Monday, 4 August 2014
Demoted worker shoots CEO, kills self in Chicago
CHICAGO (AP) — A demoted executive shot and critically wounded his company's CEO before fatally shooting himself Thursday inside a high-rise office building in downtown Chicago's bustling financial district, police said.
The worker pulled a gun after entering the 17th-floor office to privately meet with the CEO, and during a struggle for the weapon, the CEO was shot in his head and abdomen, Chicago Police Superintendent Garry McCarthy said. The gunman then fatally shot himself.
"Apparently he was despondent over the fact that he got demoted," McCarthy said, adding that the alleged shooter was among "a number of people" being demoted as the company downsized.
The alleged gunman was later identified by the Cook County Medical Examiner's office as 60-year-old Anthony DeFrances.

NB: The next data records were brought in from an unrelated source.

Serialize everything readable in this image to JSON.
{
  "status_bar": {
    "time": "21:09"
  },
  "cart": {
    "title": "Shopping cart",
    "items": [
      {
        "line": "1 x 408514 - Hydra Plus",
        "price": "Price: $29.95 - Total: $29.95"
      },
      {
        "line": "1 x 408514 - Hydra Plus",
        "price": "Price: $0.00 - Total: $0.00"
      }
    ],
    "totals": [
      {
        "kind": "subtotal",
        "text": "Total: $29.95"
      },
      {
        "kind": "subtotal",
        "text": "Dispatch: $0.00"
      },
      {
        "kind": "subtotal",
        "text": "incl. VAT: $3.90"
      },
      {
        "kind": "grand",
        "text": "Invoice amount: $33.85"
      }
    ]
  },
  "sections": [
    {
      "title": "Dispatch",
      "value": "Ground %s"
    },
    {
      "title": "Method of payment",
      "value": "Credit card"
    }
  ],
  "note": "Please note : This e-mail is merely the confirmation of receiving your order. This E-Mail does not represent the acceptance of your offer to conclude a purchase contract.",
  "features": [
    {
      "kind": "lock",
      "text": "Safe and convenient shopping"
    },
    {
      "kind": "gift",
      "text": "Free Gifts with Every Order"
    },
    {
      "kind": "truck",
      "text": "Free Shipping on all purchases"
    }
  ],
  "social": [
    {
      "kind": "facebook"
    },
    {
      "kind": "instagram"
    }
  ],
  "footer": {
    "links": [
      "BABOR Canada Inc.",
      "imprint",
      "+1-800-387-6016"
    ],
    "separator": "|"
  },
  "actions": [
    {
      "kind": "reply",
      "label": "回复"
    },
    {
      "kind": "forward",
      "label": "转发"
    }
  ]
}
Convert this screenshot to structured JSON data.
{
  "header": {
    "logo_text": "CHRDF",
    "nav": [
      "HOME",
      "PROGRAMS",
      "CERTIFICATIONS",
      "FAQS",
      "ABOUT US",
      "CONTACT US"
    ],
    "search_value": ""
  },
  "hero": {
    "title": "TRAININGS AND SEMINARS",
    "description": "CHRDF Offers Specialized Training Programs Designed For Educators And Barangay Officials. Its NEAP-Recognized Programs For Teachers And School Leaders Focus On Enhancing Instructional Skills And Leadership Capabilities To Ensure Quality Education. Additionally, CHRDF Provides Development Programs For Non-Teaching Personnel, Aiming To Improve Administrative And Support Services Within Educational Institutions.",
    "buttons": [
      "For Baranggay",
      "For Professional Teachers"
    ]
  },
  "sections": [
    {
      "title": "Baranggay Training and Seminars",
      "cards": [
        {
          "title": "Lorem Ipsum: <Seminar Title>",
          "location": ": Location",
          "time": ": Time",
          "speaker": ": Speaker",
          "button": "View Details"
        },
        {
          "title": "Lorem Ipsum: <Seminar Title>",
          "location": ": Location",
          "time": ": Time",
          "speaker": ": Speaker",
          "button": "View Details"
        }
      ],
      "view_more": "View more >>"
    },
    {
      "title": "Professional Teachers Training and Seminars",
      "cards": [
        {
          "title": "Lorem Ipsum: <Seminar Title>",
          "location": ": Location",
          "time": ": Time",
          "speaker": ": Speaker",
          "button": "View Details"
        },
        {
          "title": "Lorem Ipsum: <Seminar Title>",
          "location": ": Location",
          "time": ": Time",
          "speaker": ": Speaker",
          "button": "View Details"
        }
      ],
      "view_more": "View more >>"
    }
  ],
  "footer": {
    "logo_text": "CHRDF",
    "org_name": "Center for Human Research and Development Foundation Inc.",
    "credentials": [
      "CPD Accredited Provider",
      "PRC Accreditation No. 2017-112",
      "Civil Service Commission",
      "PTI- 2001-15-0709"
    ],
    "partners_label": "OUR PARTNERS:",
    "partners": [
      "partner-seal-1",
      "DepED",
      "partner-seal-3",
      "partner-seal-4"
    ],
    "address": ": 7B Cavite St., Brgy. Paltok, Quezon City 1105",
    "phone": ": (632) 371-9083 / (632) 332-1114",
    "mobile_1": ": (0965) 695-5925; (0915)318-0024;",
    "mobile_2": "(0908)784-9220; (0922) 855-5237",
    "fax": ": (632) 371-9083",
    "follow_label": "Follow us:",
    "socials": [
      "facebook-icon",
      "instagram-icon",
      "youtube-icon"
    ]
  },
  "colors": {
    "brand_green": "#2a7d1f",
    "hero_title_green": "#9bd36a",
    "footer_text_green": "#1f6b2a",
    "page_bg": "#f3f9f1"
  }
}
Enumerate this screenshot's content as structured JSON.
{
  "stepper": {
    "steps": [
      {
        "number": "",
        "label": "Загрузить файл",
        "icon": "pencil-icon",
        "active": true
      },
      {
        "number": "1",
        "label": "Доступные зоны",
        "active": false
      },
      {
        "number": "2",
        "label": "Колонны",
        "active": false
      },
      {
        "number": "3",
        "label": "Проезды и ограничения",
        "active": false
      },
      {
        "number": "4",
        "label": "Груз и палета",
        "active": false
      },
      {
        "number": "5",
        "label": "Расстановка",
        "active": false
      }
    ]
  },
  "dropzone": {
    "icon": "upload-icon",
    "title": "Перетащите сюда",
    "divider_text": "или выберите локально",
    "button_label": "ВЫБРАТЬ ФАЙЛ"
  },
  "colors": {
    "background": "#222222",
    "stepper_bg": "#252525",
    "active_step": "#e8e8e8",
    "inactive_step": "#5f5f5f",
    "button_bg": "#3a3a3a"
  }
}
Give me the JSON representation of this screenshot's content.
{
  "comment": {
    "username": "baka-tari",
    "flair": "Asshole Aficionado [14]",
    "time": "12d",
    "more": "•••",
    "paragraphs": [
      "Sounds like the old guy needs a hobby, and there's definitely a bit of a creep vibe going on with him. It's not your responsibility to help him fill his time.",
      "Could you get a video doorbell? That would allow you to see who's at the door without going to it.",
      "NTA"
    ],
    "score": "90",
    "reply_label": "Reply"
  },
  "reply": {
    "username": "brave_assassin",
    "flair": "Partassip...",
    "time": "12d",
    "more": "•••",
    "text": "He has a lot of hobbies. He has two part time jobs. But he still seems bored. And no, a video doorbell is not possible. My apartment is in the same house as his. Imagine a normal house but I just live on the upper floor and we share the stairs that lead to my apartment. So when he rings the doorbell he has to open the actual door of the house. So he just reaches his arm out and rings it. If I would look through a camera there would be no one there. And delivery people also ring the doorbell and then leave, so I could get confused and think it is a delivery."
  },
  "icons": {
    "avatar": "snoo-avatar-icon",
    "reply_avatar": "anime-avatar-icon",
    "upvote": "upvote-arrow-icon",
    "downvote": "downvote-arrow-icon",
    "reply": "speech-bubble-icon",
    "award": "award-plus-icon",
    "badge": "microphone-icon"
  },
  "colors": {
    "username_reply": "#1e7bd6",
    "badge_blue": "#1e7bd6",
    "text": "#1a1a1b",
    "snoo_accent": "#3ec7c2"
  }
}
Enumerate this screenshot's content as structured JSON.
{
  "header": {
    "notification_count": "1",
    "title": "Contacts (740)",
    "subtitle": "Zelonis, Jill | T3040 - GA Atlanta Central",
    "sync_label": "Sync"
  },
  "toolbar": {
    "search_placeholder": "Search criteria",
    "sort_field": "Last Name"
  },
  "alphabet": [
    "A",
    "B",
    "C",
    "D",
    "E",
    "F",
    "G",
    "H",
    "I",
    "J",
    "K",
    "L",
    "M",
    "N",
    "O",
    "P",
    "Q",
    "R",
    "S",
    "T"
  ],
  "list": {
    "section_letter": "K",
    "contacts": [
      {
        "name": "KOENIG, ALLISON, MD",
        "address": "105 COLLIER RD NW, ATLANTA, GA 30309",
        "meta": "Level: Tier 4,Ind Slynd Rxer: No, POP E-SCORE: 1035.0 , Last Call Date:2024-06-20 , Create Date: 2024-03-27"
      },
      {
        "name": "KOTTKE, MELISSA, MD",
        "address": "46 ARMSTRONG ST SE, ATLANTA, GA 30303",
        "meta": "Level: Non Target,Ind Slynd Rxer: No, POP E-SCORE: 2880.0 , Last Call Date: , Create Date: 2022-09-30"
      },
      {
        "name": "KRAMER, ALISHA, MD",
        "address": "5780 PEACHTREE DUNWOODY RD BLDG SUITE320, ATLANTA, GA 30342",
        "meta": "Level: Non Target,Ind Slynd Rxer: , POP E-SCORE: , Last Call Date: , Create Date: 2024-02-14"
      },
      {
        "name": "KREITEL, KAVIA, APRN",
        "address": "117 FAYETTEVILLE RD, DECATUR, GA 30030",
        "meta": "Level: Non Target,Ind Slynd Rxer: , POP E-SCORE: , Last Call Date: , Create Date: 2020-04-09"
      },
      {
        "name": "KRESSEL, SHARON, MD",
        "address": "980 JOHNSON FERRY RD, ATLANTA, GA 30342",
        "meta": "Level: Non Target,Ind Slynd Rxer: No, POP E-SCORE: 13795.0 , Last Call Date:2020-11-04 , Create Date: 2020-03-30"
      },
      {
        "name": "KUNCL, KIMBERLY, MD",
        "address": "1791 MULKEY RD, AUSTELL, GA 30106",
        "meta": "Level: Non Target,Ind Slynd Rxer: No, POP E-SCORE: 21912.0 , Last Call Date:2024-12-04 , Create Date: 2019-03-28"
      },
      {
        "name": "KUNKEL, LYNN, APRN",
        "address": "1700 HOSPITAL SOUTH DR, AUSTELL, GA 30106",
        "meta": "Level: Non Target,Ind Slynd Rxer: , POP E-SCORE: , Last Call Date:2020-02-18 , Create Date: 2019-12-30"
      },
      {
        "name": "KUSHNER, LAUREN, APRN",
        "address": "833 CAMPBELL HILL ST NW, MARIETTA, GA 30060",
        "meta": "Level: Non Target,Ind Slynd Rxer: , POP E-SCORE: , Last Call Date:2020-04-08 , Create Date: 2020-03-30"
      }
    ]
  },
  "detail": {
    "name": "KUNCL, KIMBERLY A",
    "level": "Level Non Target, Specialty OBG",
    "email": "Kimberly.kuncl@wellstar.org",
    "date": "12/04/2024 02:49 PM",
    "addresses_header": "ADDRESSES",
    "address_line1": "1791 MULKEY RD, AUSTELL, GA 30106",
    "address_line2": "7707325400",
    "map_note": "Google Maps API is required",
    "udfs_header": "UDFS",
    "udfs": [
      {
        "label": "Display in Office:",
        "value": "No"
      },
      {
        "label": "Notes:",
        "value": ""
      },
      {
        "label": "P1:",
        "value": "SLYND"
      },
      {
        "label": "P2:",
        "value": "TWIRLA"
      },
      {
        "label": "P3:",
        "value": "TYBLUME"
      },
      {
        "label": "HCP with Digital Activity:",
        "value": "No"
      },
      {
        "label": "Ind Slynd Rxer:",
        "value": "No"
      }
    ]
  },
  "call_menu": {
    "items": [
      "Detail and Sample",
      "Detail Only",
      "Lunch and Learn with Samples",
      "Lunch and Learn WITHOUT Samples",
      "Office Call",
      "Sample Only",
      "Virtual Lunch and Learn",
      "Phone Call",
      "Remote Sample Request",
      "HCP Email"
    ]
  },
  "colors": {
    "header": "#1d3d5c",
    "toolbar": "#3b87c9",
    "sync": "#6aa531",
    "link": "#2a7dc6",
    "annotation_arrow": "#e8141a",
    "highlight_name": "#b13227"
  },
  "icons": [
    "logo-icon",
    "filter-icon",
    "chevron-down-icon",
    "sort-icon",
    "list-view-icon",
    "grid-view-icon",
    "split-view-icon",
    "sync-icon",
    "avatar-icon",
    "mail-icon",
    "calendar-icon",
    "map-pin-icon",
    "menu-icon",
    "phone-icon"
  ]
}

A man by the same name is listed as an executive on the website for ArrowStream, a supply-chain management technology company whose address is on the 17th floor of Bank of America building, where the shootings occurred. The company's CEO is Steven LaVoie, according to the site.
Northwestern Memorial Hospital in Chicago confirmed that a man named Steven Lavoie was in critical condition in the hospital, but declined to elaborate. Police said the victim of the shooting was taken to Northwestern, but messages left with police and ArrowStream were not returned Thursday.
According to ArrowStream's website, LaVoie founded the company in 2000, and DeFrances joined the next year and was currently its chief technology officer. Both men are listed as married with three children.
Police were called just before 10 a.m. to the building, which is a few blocks from the Willis Tower, the country's second-tallest skyscraper, and a block from the Chicago Board of Trade.
Officers cordoned off the immediate area outside, and SWAT team members and other officers rushed inside. They found two men on the floor, both of them shot, according to police.
Workers elsewhere in the building said they received warnings from building security over the intercom and in emails around 10 a.m. telling them there was a security situation in the lobby and to stay at their desks.
"It was a tense atmosphere, everybody was walking around, you wanted more details but they wouldn't give us much," said Stefano Freddo, who works on the building's 10th floor.
He said someone came over the intercom a few minutes later to tell them it was safe to leave their offices.
Freddo, 32, said security officers are stationed in the building, and that workers need a badge showing they work there to gain access to the elevators in the lobby. But he said there are no metal detectors in the building.
"Maybe we should have those," he said.
Associated Press writer Tammy Webber contributed to this report from Chicago.